#### What you need to do
Only the count is wanted here: how many lines of the entries hold the string "Awareness"?
************
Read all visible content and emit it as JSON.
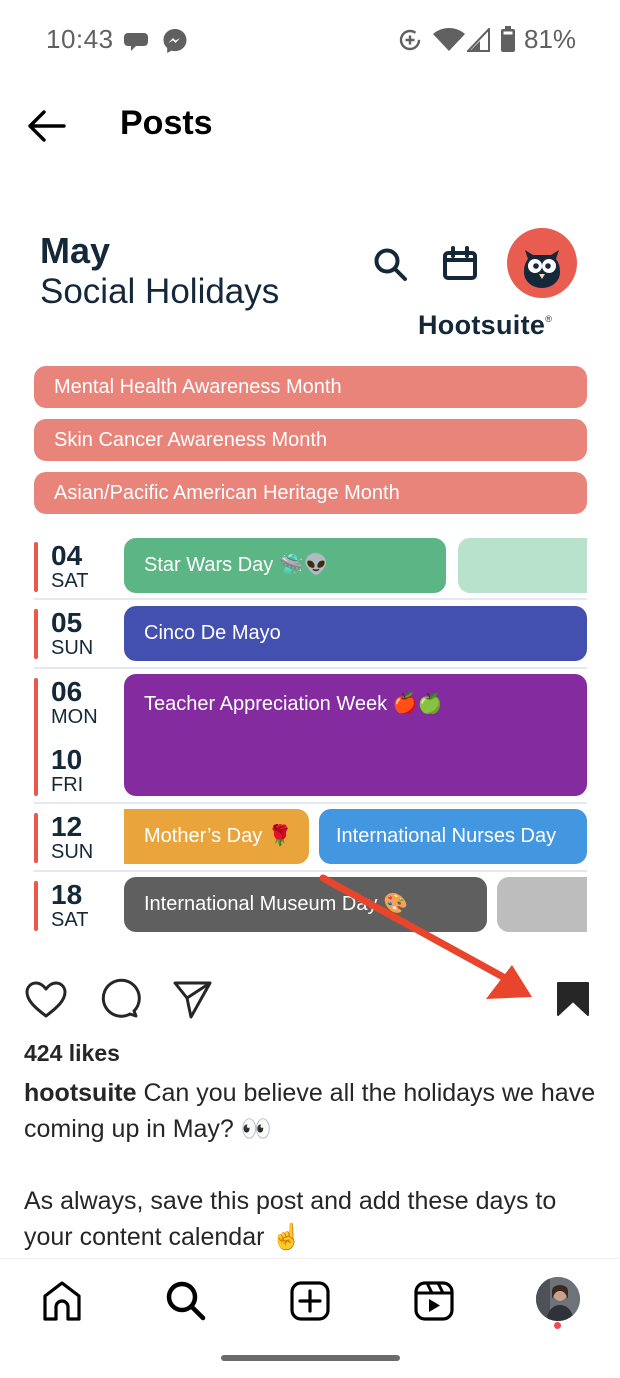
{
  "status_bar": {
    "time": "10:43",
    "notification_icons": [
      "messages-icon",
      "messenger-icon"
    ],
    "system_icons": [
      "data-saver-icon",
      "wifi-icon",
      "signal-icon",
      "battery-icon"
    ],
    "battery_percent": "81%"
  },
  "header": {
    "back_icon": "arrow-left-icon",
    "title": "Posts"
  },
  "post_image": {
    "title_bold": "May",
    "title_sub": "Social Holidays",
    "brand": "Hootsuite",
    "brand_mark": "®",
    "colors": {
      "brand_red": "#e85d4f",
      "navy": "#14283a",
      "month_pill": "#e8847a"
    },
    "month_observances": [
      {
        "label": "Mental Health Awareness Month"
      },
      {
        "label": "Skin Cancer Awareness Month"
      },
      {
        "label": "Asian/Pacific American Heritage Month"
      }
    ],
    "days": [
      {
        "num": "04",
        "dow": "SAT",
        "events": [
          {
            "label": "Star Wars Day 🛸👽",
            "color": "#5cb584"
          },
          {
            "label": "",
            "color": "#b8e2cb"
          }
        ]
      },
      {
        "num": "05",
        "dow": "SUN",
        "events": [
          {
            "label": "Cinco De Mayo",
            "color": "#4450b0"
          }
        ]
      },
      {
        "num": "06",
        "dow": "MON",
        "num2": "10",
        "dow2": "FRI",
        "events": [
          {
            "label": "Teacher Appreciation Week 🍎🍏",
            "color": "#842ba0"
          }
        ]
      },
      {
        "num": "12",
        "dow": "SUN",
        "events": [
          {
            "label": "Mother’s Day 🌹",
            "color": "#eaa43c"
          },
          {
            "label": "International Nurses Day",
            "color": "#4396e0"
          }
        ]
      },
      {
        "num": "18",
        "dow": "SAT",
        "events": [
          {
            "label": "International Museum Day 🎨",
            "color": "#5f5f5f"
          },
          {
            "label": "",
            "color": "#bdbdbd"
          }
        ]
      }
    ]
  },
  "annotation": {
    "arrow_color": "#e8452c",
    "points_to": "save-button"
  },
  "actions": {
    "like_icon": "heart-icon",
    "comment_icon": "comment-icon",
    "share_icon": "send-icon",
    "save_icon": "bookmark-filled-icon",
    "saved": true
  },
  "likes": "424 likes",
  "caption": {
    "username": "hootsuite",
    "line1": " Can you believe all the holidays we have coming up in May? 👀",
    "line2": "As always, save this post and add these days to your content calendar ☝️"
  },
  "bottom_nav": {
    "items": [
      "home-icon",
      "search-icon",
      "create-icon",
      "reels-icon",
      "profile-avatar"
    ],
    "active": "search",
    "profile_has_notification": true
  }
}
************
#### Answer to the exercise
2